Finally, defendant argues that the Walsh Act violates the Separation of Powers principle by directing a specific outcome by the court in ruling on a discovery motion. This argument is without merit. "Congress retains the ultimate authority to modify or set aside any judicially created rules of evidence and procedure that are not required by the Constitution." Dickerson v. United States, 530 U.S. 428, 437, 120 S.Ct. 2326, 147 L.Ed.2d 405 (2000). The Walsh Act's prohibitions only apply "so long as" the government makes the property or material "reasonably available" to the defense, and do not impose a mandate on the courts to deny disclosure in cases where the government has not made the materials "reasonably available." See Butts, 2006 WL 3613364, **2-3, 2006 U.S. Dist. LEXIS 90165, at *9 (finding no violation of separation of powers with regard to Walsh Act); Battaglia, 2007 WL 1831108, **2-3, *5 n. 4, 2007 U.S. Dist. LEXIS 45773, at *6-*7 n. 4 ("It is clear . . . that Congress has the power to set aside Rule 16, to the extent that it is not constitutionally required, and that it has done so in cases involving child pornography . . . For many of the same reasons why this statute does not `violate' Rule 16, it also does not violate the separation of powers doctrine. Congress has the power to effectuate these types of procedural changes."); O'Rourke, 470 F.Supp.2d at 1054 (rejecting argument that § 3509(m) violates Rule 16 and stating "Congress has the power to override the Federal Rules of Criminal Procedure. Congress' intent to do so in the Walsh Act is clear.") (internal citations omitted); Knellinger, 471 F.Supp.2d at 643 ("Congress often has enacted statutes that repeal, amend, or supercede existing rules of federal procedure, and courts consistently upheld the power of Congress to do so."). Therefore, the Court finds that the Walsh Act does not violate separation of powers.

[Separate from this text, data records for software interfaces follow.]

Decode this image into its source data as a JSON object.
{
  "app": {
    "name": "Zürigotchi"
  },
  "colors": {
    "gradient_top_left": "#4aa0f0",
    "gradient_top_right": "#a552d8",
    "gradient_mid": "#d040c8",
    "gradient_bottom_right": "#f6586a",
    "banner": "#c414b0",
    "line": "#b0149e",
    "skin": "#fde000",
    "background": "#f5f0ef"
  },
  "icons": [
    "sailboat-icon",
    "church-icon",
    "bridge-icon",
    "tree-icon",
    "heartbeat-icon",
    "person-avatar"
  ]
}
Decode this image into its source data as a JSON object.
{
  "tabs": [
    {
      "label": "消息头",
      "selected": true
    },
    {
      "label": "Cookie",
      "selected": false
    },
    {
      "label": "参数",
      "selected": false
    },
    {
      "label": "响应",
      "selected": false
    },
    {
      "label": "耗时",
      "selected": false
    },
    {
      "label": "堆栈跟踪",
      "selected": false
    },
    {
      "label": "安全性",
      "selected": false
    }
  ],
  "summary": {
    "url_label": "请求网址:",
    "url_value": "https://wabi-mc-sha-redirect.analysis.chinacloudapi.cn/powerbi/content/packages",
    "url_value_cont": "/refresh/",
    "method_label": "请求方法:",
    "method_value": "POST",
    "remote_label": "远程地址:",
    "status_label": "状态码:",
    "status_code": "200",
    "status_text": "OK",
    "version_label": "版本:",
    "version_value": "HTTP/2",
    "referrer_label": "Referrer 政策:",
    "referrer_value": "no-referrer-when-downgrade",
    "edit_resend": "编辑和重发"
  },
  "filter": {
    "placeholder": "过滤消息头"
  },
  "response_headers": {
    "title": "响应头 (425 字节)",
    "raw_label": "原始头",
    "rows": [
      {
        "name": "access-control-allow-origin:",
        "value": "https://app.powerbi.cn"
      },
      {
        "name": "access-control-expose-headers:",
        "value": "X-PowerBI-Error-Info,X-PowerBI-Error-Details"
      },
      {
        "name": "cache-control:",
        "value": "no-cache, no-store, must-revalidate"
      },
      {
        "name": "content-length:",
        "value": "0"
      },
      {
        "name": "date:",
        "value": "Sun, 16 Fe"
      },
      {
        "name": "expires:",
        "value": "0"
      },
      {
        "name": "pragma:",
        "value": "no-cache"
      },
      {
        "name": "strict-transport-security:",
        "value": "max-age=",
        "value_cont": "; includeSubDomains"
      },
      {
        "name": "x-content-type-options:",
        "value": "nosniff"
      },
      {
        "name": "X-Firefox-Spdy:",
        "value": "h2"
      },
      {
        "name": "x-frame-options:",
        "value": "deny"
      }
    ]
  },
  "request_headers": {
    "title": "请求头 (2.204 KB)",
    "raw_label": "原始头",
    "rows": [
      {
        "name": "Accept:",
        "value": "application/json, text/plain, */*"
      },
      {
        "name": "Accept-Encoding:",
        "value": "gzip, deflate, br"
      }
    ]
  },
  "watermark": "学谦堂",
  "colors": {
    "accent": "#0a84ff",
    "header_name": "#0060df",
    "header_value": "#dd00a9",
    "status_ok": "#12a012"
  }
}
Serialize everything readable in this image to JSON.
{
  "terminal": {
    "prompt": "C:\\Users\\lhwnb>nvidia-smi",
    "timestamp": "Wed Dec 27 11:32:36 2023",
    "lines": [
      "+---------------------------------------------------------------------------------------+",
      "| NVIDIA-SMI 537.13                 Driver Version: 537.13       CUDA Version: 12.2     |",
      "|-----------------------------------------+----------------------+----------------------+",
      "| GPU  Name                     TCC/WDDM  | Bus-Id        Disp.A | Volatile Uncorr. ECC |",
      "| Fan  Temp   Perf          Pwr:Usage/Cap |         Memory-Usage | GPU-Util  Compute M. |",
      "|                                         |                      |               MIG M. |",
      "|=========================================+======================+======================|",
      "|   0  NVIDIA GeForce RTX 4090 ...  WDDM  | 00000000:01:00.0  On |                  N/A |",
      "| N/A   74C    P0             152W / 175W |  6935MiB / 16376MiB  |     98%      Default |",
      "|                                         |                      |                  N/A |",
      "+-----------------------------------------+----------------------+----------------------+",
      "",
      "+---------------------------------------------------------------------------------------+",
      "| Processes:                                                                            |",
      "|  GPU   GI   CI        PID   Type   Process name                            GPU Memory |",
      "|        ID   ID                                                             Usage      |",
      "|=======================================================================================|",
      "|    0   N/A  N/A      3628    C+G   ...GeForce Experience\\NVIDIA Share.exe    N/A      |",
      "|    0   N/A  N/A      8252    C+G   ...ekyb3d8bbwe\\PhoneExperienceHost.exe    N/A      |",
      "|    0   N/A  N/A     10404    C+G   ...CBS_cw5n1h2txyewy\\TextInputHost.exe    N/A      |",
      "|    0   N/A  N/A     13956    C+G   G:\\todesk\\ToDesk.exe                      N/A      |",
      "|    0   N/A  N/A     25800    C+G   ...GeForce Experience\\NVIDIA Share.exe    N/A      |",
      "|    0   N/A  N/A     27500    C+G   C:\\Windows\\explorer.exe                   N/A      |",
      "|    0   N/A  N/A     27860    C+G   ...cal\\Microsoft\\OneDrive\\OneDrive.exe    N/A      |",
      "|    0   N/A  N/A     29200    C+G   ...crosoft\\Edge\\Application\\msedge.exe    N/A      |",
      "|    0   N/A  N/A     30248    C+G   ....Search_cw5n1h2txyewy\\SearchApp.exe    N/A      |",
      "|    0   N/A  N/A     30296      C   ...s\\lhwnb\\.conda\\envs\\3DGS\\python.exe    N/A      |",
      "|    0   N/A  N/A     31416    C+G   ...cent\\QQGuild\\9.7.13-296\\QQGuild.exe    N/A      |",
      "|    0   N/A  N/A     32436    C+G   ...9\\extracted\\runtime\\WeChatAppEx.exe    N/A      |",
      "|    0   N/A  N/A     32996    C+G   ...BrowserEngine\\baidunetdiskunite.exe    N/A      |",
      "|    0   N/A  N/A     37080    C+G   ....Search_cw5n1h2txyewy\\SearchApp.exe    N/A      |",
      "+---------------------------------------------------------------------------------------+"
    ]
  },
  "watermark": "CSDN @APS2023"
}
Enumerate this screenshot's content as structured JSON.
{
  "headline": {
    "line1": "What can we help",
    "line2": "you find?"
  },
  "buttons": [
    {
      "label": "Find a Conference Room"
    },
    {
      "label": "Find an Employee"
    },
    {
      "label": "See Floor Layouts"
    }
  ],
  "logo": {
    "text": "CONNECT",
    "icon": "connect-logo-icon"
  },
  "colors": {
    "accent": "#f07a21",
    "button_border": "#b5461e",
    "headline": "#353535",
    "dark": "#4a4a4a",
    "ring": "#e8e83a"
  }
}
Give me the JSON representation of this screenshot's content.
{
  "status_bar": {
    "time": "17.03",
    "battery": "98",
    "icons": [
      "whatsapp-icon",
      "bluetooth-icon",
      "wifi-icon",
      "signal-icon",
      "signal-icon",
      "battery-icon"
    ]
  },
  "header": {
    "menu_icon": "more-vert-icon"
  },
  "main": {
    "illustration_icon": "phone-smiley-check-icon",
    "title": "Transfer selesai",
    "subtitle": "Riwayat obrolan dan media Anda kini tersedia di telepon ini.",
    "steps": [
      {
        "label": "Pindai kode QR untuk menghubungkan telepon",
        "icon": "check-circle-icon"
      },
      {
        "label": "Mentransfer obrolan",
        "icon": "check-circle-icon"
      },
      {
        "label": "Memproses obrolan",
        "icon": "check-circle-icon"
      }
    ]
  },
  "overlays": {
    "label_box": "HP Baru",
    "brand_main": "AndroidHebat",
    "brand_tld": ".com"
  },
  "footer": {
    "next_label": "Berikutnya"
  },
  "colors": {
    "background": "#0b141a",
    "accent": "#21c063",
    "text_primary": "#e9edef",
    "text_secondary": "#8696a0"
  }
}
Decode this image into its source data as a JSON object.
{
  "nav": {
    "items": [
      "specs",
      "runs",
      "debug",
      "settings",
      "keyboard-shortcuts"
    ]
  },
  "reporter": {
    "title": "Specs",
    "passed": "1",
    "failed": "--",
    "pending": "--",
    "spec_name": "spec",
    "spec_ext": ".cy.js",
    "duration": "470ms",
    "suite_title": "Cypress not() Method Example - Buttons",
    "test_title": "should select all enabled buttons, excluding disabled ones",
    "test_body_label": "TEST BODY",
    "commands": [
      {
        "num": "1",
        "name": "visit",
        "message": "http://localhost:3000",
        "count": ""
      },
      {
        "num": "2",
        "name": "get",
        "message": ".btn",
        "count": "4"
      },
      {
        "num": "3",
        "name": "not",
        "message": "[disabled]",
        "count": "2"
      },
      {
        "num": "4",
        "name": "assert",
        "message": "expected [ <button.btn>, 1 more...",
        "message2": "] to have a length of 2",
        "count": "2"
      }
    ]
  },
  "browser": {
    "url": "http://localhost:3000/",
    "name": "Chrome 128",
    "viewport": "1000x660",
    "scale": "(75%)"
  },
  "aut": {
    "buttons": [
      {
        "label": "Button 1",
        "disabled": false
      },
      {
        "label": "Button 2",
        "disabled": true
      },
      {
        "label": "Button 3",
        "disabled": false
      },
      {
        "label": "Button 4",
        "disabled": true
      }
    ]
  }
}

For the foregoing reasons, I deny defendant's motion to compel disclosure of the mirror image of the computer hard drive seized from the defendant's computer.